American beakgrain (Diarrhena obovata), native to parts of Canada and the United States, is an ornamental grass species you can use in wet and shady habitats. American beakgrain grows to 3 feet and this stout grass is able to tolerate seasonal flooding. This allows you to plant American beakgrain next to swamps and ponds in the shade, without worrying that heavy rain may prove its undoing. American beakgrain possesses narrow blades that are bright green during the growing season, turning to yellow in autumn and finally changing to tan in the winter months.
While the Carolina rhododendron (Rhododendron carolinianum) can withstand full sun, it will grow best in shade, preferably beneath taller trees. The species is a native to the Carolinas and Tennessee and it is hardy as far north as U.S. Department of Agriculture plant hardiness zone 5. Carolina rhododendron is a broadleaved evergreen shrub, capable of heights to 5 feet. The species will easily handle damp, acidic soil. The pink flowers bloom in May in clusters. Cultivars such as Album feature a white flower. The Luteum hybrid produces a light yellow bloom.
Mix fumewort (Corydalis solida) in with ferns or bleeding hearts in your woodland gardens. Rock gardens in the shade that have wet spots are also good fits for this perennial herb. Native to Asia and the northern sections of Europe, fumewort stays about a foot tall and it produces a red-purple flower in April. Fumewort often goes into a dormant state during the hottest summers, with its foliage wilting. The plant develops from tubers, which you can place under trees and beneath shrubs, where they will emerge despite the shade.
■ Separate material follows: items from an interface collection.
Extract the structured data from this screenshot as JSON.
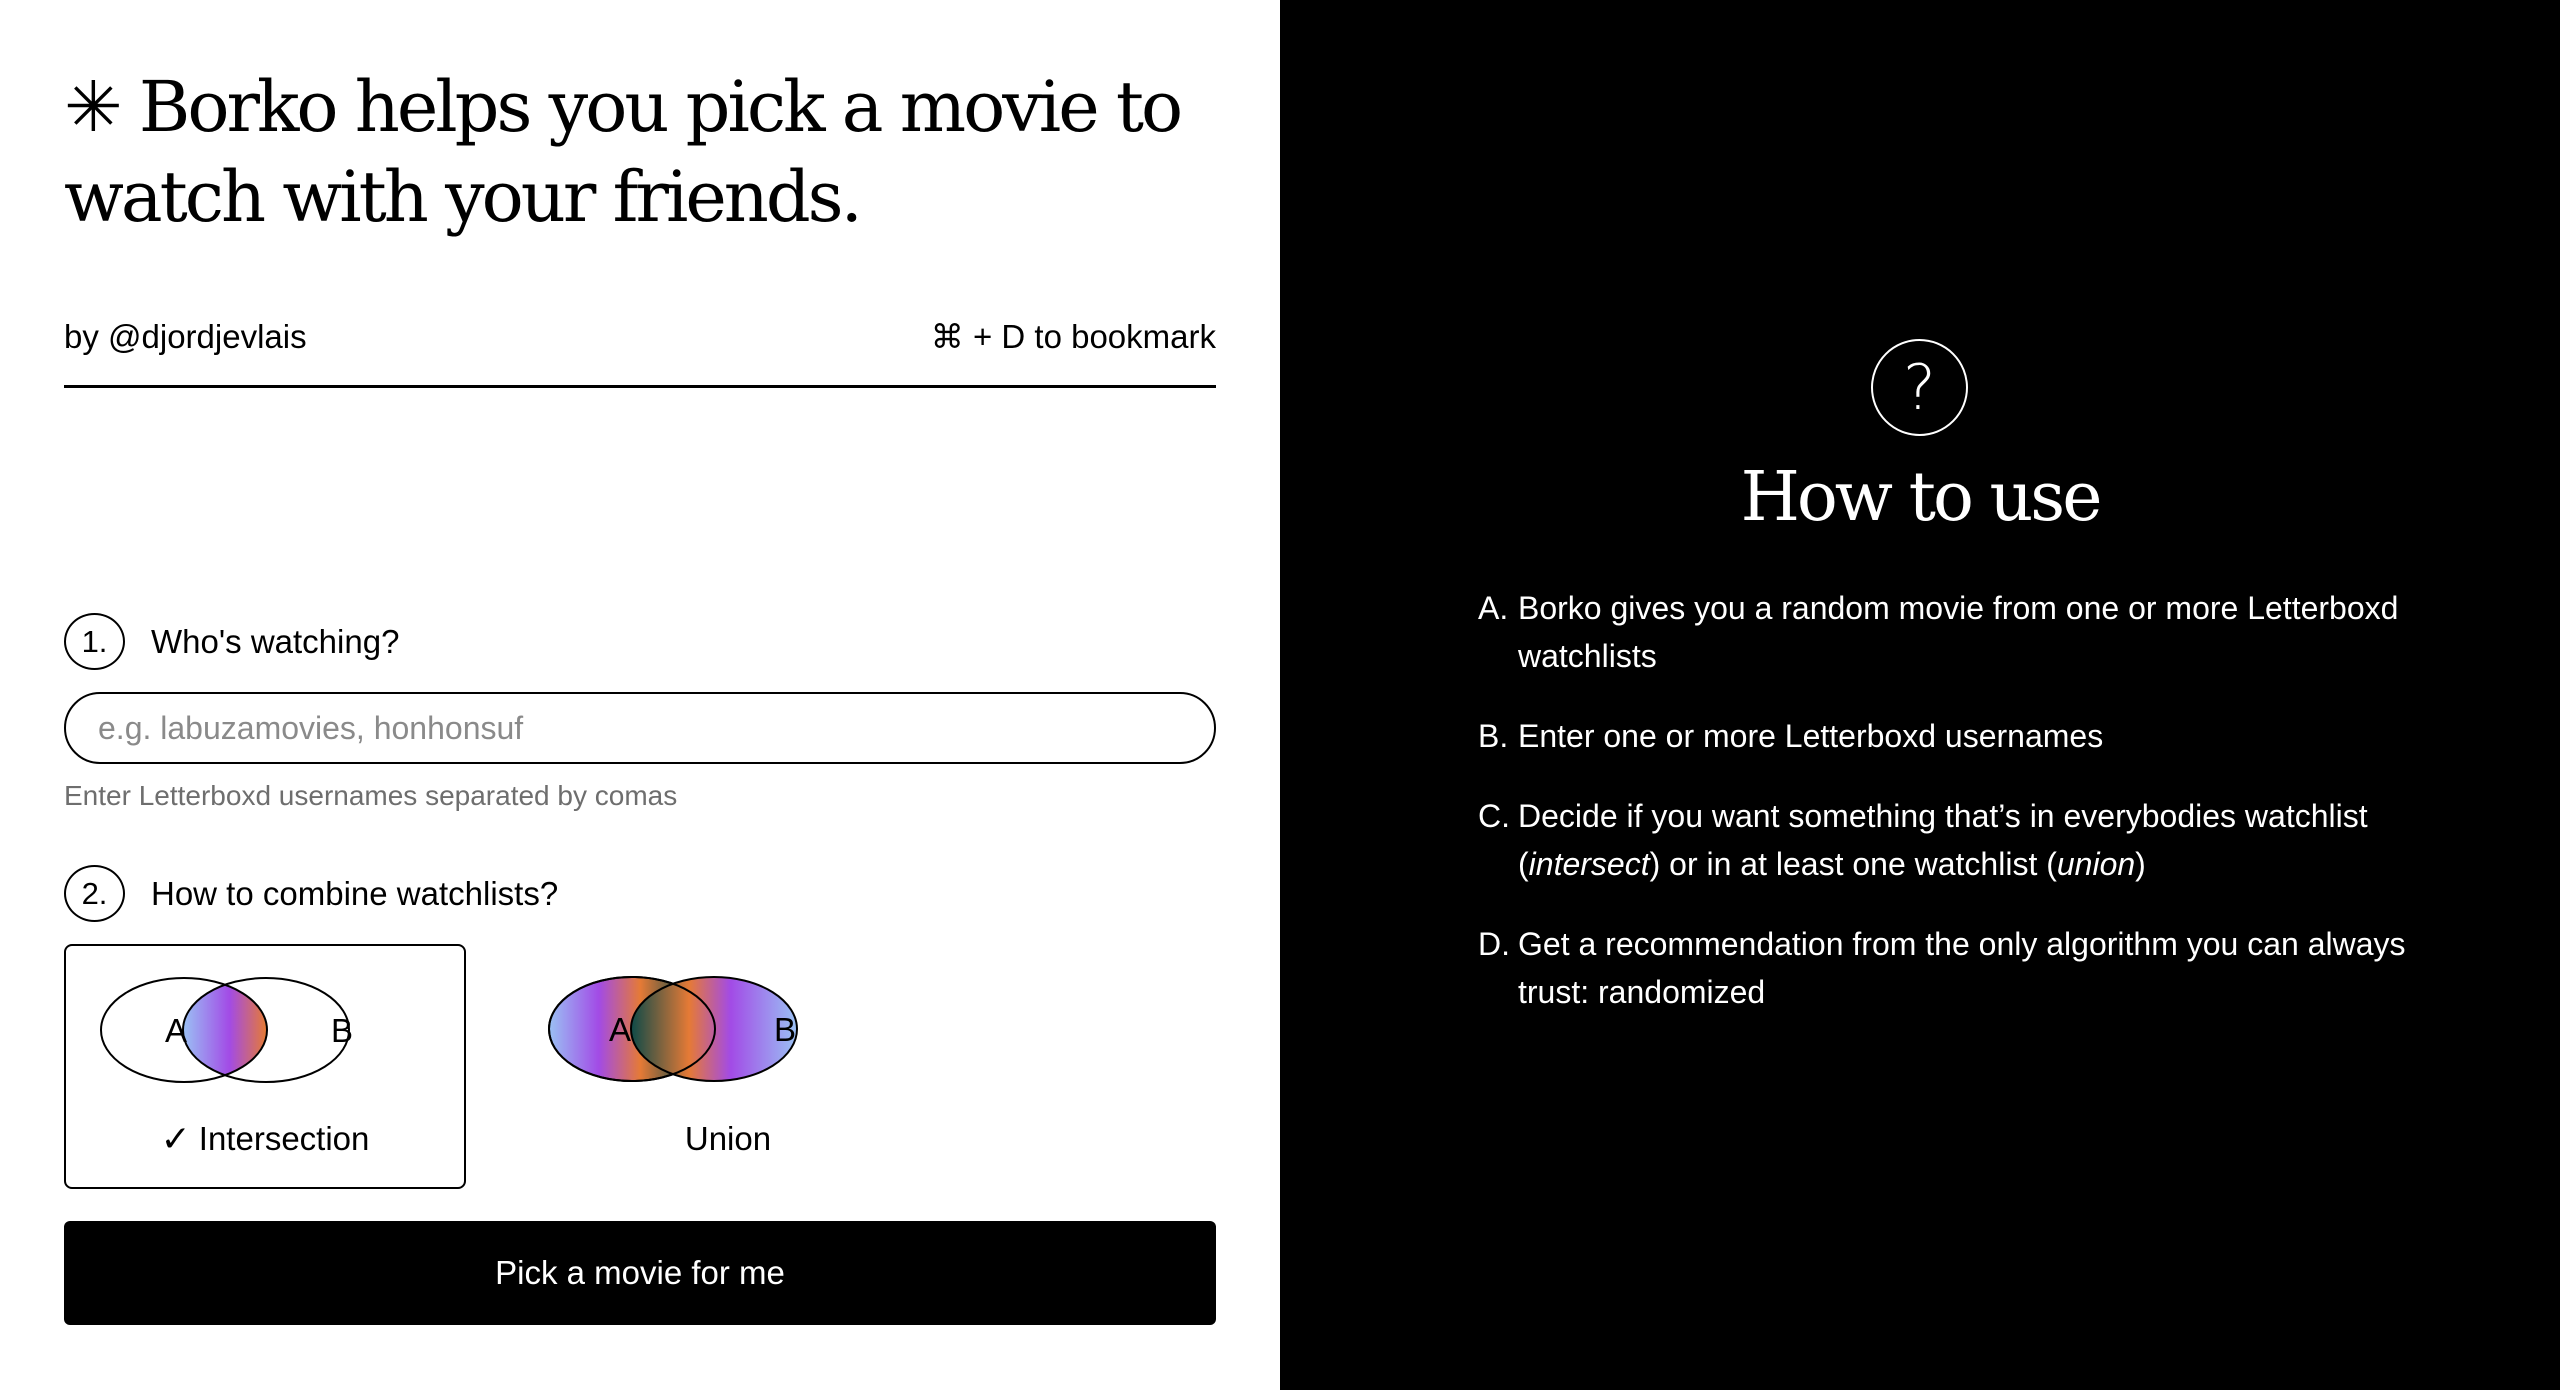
{
  "header": {
    "title_mark": "✳",
    "title": "Borko helps you pick a movie to watch with your friends.",
    "author": "by @djordjevlais",
    "bookmark_hint": "⌘ + D to bookmark"
  },
  "step1": {
    "number": "1.",
    "label": "Who's watching?",
    "placeholder": "e.g. labuzamovies, honhonsuf",
    "value": "",
    "hint": "Enter Letterboxd usernames separated by comas"
  },
  "step2": {
    "number": "2.",
    "label": "How to combine watchlists?",
    "options": [
      {
        "label": "Intersection",
        "selected": true,
        "circle_a": "A",
        "circle_b": "B"
      },
      {
        "label": "Union",
        "selected": false,
        "circle_a": "A",
        "circle_b": "B"
      }
    ]
  },
  "submit_label": "Pick a movie for me",
  "help": {
    "icon": "question-mark-icon",
    "title": "How to use",
    "items": [
      {
        "letter": "A.",
        "text": "Borko gives you a random movie from one or more Letterboxd watchlists"
      },
      {
        "letter": "B.",
        "text": "Enter one or more Letterboxd usernames"
      },
      {
        "letter": "C.",
        "pre": "Decide if you want something that’s in everybodies watchlist (",
        "em1": "intersect",
        "mid": ") or in at least one watchlist (",
        "em2": "union",
        "post": ")"
      },
      {
        "letter": "D.",
        "text": "Get a recommendation from the only algorithm you can always trust: randomized"
      }
    ]
  },
  "colors": {
    "background_left": "#ffffff",
    "background_right": "#000000",
    "hint_text": "#6e6e6e",
    "gradient": [
      "#9ac1f4",
      "#a24be6",
      "#e57a36",
      "#0e4a48"
    ]
  }
}
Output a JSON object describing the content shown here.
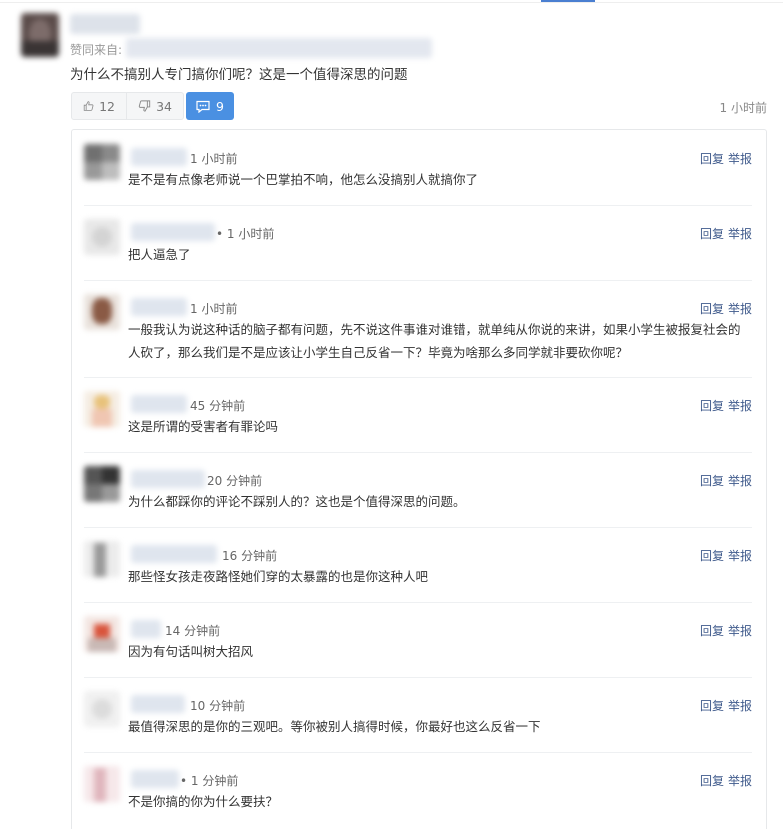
{
  "comment": {
    "support_label": "赞同来自:",
    "content": "为什么不搞别人专门搞你们呢？这是一个值得深思的问题",
    "upvotes": "12",
    "downvotes": "34",
    "reply_count": "9",
    "time": "1 小时前"
  },
  "reply_actions": {
    "reply_label": "回复",
    "report_label": "举报"
  },
  "replies": [
    {
      "time": "1 小时前",
      "text": "是不是有点像老师说一个巴掌拍不响，他怎么没搞别人就搞你了"
    },
    {
      "time": "• 1 小时前",
      "text": "把人逼急了"
    },
    {
      "time": "1 小时前",
      "text": "一般我认为说这种话的脑子都有问题，先不说这件事谁对谁错，就单纯从你说的来讲，如果小学生被报复社会的人砍了，那么我们是不是应该让小学生自己反省一下？毕竟为啥那么多同学就非要砍你呢？"
    },
    {
      "time": "45 分钟前",
      "text": "这是所谓的受害者有罪论吗"
    },
    {
      "time": "20 分钟前",
      "text": "为什么都踩你的评论不踩别人的？这也是个值得深思的问题。"
    },
    {
      "time": "16 分钟前",
      "text": "那些怪女孩走夜路怪她们穿的太暴露的也是你这种人吧"
    },
    {
      "time": "14 分钟前",
      "text": "因为有句话叫树大招风"
    },
    {
      "time": "10 分钟前",
      "text": "最值得深思的是你的三观吧。等你被别人搞得时候，你最好也这么反省一下"
    },
    {
      "time": "• 1 分钟前",
      "text": "不是你搞的你为什么要扶？"
    }
  ],
  "colors": {
    "accent": "#4a90e2",
    "link": "#405b8c"
  },
  "icons": {
    "upvote": "thumbs-up-icon",
    "downvote": "thumbs-down-icon",
    "replies": "comment-bubble-icon"
  }
}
Moist areas featuring ample shade are ideal for a nonnative plant known as sweet woodruff (Galium odoratum). Introduced from parts of Europe, Asia and northern Africa, sweet woodruff forms a fine ground cover under such conditions, growing only to 1 1/2 feet. Sweet woodruff will self-seed, but it also can multiply by producing fresh growth from its own creeping roots. Sweet woodruff will flower in April and May, with the tiny white blooms having four petals. The foliage is aromatic; the Missouri Botanical Garden notes that it is often an ingredient in fragrant potpourris.